## What is being asked
Read through the entries below and return each line with the word "Reframing".

(Element data from apps and pages)
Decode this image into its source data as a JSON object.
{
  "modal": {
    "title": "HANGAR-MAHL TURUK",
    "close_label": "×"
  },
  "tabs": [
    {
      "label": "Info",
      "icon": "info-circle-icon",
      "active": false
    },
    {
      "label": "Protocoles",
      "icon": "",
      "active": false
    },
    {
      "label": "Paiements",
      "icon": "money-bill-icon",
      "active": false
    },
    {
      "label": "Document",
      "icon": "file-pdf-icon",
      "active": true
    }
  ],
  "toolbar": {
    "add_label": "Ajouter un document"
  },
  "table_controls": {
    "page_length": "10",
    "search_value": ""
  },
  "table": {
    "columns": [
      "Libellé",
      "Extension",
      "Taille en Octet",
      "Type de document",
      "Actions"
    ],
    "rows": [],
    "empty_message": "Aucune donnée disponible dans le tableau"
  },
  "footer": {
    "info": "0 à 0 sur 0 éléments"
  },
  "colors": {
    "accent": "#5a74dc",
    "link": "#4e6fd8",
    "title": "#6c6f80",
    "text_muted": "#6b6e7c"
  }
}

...

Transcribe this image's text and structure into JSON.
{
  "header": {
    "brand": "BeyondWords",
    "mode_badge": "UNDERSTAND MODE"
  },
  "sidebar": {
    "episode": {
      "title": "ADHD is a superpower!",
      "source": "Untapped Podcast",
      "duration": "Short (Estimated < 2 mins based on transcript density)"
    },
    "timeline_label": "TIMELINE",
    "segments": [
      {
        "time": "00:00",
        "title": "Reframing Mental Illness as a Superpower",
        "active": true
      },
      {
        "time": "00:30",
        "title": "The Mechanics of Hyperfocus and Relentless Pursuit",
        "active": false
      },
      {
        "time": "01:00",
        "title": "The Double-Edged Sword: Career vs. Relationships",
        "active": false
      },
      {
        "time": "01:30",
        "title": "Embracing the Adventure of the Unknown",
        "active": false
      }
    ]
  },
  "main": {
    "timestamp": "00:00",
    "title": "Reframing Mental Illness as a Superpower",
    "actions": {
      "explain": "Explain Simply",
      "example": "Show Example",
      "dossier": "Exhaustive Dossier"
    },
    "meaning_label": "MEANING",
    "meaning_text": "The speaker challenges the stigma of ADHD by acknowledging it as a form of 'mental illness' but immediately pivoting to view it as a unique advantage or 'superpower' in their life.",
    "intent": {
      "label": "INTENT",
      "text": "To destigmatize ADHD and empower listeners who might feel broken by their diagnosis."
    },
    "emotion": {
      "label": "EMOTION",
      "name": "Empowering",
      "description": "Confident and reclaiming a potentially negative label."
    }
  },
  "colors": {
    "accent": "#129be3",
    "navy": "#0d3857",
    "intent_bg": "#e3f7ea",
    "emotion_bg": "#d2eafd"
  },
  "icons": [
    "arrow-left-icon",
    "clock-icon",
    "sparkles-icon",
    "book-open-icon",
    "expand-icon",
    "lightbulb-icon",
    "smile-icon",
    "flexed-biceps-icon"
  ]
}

## Response below
        "title": "Reframing Mental Illness as a Superpower",
    "title": "Reframing Mental Illness as a Superpower",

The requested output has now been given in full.